The U.S.-based Anti-Defamation League, which has criticized Hagel as “out of sync” with Obama on the subject of Iran sanctions and strong U.S.-Israeli ties, acknowledged Monday that it had not heard of any Israeli officials raising concerns with Hagel.

“We have not, but keep in mind that not everything is always about Israel,” the league told The Hill via email. “This nomination has ramifications as to global U.S. policy, which includes Israel and a host of other issues as well.”

Israeli newspapers have also largely stayed out of the fray, reporting on opposition to Hagel by U.S. Jews rather than staking out their own position. A December article, for example, in the Jerusalem Post, a conservative English-language newspaper largely geared towards a U.S. readership, quoted Weekly Standard editor William Kristol but not a single Israeli source to buttress its argument that Hagel is “a Republican with a problematic voting record on Israel.”

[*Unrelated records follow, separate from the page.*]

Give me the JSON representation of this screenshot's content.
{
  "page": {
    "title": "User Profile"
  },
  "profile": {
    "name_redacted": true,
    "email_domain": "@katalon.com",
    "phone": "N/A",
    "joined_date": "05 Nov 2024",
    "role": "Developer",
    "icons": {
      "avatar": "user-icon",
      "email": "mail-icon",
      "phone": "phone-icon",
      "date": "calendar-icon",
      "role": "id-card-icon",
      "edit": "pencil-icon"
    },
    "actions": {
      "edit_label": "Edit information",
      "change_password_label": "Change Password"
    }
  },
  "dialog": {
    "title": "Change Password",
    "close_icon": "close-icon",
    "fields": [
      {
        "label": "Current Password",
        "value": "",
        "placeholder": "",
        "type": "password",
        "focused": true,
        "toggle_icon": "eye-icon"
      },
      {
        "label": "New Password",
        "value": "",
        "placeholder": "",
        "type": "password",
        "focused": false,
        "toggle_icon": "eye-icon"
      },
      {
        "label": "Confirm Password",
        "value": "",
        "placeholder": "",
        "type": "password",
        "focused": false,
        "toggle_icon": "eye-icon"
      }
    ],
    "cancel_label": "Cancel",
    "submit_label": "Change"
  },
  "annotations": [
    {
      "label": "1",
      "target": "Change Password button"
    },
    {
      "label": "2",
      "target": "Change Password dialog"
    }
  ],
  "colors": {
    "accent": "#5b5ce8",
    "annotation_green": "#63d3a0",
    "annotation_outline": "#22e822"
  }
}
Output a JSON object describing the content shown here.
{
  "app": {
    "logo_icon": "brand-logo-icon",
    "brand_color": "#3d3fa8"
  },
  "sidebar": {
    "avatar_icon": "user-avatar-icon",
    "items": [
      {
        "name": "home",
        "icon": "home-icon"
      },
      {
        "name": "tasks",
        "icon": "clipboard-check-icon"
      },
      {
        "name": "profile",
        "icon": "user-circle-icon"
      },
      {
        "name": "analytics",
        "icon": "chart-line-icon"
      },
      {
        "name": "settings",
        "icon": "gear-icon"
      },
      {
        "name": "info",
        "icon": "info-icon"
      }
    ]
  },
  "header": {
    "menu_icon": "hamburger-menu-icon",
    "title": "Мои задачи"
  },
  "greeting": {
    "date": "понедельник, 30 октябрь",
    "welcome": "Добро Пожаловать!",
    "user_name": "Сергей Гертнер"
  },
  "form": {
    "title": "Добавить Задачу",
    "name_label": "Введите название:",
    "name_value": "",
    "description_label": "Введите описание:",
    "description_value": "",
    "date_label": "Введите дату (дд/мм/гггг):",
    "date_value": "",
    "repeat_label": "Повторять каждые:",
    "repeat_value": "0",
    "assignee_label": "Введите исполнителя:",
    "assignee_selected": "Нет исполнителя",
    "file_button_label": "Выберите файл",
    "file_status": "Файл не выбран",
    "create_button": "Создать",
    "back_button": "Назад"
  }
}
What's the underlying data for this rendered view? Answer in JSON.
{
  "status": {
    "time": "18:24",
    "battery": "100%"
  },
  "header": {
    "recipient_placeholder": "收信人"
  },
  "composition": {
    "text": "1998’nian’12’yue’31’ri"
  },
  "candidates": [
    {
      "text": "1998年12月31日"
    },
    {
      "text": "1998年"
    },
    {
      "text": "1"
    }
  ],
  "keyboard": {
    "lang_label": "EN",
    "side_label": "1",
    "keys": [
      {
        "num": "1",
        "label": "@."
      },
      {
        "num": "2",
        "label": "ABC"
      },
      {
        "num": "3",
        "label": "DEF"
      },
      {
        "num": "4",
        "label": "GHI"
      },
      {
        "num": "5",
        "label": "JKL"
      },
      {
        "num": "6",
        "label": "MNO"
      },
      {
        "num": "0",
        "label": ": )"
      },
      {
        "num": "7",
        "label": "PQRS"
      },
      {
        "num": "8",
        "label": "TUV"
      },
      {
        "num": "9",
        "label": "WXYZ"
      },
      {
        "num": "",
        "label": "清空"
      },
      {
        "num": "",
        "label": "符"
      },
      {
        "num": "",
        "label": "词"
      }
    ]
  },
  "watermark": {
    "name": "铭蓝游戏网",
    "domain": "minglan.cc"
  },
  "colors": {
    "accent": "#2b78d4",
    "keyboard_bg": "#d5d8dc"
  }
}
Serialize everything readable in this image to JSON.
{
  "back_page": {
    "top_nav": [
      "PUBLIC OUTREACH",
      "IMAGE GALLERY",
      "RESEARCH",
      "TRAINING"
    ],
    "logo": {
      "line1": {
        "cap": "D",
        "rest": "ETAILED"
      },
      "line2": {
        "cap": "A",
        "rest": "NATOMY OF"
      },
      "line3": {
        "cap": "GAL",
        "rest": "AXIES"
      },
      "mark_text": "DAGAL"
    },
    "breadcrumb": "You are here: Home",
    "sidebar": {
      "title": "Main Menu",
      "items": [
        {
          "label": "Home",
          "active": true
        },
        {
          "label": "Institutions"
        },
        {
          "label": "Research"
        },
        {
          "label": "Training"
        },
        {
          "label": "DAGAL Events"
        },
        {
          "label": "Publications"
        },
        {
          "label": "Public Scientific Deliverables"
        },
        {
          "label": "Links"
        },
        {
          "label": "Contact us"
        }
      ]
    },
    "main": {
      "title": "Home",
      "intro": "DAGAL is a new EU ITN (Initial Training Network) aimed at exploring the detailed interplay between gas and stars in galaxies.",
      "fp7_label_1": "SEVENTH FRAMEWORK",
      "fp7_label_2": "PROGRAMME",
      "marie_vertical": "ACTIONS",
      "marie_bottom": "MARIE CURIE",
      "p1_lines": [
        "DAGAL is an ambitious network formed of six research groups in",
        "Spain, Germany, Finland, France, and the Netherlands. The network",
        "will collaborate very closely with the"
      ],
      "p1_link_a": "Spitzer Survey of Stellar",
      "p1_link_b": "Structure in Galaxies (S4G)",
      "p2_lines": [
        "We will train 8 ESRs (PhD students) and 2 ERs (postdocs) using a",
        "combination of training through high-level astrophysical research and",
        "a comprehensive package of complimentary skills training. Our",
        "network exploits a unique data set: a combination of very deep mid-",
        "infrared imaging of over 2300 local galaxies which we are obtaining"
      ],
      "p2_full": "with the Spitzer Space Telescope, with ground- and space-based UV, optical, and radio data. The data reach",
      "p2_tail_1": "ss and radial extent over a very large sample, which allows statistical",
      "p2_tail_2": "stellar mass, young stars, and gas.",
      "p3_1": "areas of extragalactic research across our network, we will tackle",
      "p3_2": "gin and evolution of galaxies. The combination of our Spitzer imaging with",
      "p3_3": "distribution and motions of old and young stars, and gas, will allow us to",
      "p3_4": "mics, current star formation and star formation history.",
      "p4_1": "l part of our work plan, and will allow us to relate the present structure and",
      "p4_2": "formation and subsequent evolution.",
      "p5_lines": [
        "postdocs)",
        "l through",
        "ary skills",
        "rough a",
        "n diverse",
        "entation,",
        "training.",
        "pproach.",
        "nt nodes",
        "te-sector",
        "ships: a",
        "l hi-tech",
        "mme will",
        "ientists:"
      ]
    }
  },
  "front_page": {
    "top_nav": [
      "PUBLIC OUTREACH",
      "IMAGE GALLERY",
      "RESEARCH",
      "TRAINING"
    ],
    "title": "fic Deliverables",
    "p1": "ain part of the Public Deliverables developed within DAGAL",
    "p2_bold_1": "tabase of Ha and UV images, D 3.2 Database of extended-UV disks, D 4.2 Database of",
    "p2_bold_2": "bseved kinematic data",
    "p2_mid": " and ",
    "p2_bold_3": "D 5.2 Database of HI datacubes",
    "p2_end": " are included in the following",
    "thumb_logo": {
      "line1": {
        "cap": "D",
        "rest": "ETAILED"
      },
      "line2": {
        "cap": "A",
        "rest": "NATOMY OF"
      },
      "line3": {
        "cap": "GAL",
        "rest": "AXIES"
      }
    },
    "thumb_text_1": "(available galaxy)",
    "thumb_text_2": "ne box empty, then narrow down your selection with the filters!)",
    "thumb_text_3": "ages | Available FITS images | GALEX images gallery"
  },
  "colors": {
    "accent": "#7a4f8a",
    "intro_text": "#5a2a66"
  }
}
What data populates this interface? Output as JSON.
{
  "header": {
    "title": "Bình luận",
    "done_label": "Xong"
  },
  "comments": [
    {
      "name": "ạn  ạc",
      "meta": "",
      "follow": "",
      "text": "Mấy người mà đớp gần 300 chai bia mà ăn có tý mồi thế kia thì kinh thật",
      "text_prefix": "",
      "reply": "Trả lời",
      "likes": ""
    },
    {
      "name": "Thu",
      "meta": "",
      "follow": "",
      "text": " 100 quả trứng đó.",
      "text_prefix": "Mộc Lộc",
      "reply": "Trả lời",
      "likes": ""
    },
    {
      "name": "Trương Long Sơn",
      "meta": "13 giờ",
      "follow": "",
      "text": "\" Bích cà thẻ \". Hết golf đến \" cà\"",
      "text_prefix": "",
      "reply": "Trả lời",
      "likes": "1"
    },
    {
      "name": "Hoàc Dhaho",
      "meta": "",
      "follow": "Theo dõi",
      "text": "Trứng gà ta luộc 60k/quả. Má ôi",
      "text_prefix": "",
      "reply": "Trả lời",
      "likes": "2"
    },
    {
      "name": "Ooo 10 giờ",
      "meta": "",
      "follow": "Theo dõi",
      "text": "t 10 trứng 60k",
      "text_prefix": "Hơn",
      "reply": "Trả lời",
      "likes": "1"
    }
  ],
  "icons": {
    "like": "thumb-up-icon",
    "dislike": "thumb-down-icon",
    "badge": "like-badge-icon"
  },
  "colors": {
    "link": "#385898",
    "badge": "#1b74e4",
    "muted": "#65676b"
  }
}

Part of that silence could be an acknowledgment that Hagel's nomination is likely to get through the Senate, and a vocal Israeli protest could only worsen already poor relations between two leaders who will have to work together for years to come if Netanyahu is reelected, as expected. In what are believed to be the first public comments by an Israeli official, The Times of Israel on Sunday quoted a “top Israeli source” as saying that Netanyahu's government isn't necessarily opposed to Hagel.

“The only question we have is about his policy on the Iranian question,” the newspaper quoted the official as saying. “Some of those views will be cleared up in the [Senate confirmation] hearings. And we always have to keep in mind that the president makes the decision [about a possible Iran strike],” not the secretary of Defense.

As for Hagel's comments deriding the “Jewish lobby,” the source said “nobody in Israel cares about that.”

Jewish Democrats and the Obama administration say Hagel is a decorated veteran committed to U.S. service members whose nomination should not raise any concerns with Israel.

“We've not become aware of any statement from Israel other than they have no problem with this,” said Dylan Williams, the director of government relations at the liberal Jewish lobby J Street, which supports Hagel. “I don't think the Hagel nomination has any impact and it isn't meant to send a message to Netanyahu.”

White House Chief of Staff Jack Lew has been reaching out to Jewish American groups ahead of Hagel's confirmation hearing, spokesman Jay Carney confirmed Monday.

“Sen. Hagel has been a staunch supporter of Israel, of the Israeli-American relationship, of the United States' support for Israel's security throughout his career,” Carney said.

But some Netanyahu critics contend that Hagel's nomination should indeed be interpreted as a warning to Israel.

“What better way for Obama to pay back Benjamin Netanyahu for all the 'cooperation' Obama received from him during the first term, as well as Bibi's transparent attempt to tip the scale for Romney last fall?” Stephen Walt, co-author of a book on the Israel lobby and U.S. foreign policy, wrote in Foreign Policy last month.